Output the listing below verbatim, but drop the images.

>>>

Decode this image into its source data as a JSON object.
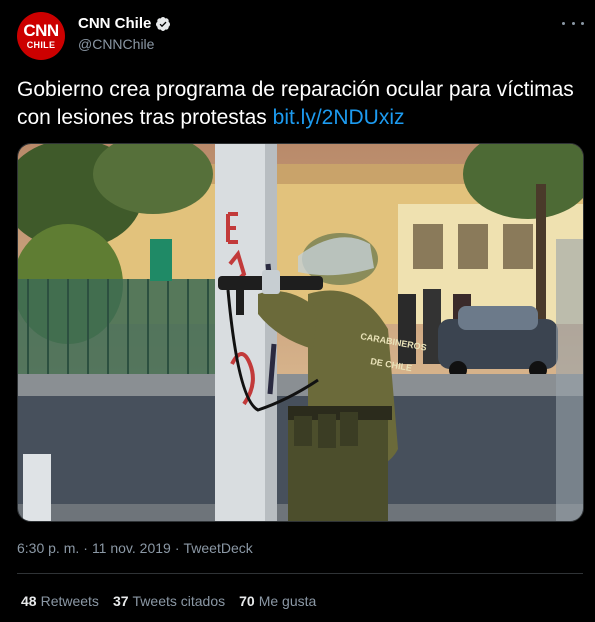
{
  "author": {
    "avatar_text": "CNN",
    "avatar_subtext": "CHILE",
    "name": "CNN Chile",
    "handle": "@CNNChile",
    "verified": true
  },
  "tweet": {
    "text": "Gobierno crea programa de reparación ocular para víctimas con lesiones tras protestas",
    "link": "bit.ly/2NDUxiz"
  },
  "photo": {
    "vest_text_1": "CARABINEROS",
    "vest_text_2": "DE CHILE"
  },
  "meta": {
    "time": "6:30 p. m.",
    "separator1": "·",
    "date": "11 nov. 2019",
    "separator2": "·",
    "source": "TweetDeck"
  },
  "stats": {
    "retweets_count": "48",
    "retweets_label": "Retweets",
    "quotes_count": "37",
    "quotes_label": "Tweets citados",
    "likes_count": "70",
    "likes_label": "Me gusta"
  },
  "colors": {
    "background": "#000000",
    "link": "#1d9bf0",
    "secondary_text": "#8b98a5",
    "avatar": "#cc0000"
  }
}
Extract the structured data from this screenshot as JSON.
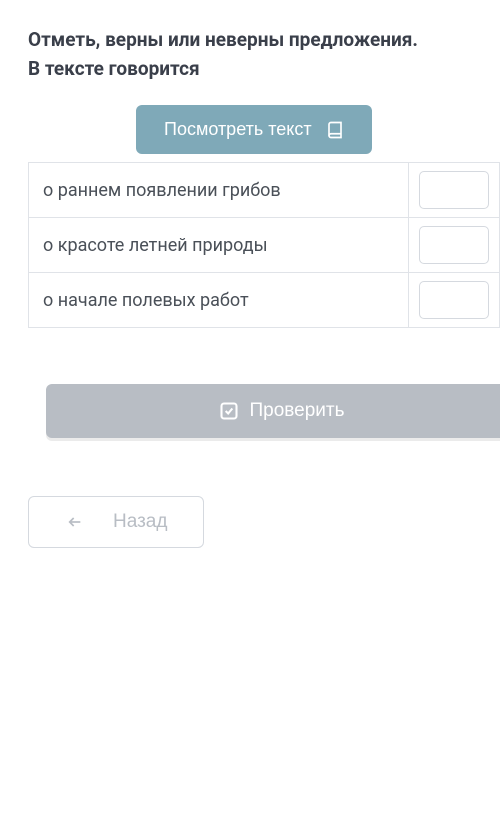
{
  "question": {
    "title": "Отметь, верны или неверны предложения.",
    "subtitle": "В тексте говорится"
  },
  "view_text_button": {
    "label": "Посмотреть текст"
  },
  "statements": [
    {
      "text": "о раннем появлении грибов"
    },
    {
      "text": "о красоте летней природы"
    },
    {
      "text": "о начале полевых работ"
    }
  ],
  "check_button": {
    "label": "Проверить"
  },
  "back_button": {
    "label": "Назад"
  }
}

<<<

## Response to this task:
Decode this image into its source data as a JSON object.
{
  "author": {
    "avatar_text": "CNN",
    "avatar_subtext": "CHILE",
    "name": "CNN Chile",
    "handle": "@CNNChile",
    "verified": true
  },
  "tweet": {
    "text": "Gobierno crea programa de reparación ocular para víctimas con lesiones tras protestas",
    "link": "bit.ly/2NDUxiz"
  },
  "photo": {
    "vest_text_1": "CARABINEROS",
    "vest_text_2": "DE CHILE"
  },
  "meta": {
    "time": "6:30 p. m.",
    "separator1": "·",
    "date": "11 nov. 2019",
    "separator2": "·",
    "source": "TweetDeck"
  },
  "stats": {
    "retweets_count": "48",
    "retweets_label": "Retweets",
    "quotes_count": "37",
    "quotes_label": "Tweets citados",
    "likes_count": "70",
    "likes_label": "Me gusta"
  },
  "colors": {
    "background": "#000000",
    "link": "#1d9bf0",
    "secondary_text": "#8b98a5",
    "avatar": "#cc0000"
  }
}
Extract the structured data from this screenshot as JSON.
{
  "question": {
    "title": "Отметь, верны или неверны предложения.",
    "subtitle": "В тексте говорится"
  },
  "view_text_button": {
    "label": "Посмотреть текст"
  },
  "statements": [
    {
      "text": "о раннем появлении грибов"
    },
    {
      "text": "о красоте летней природы"
    },
    {
      "text": "о начале полевых работ"
    }
  ],
  "check_button": {
    "label": "Проверить"
  },
  "back_button": {
    "label": "Назад"
  }
}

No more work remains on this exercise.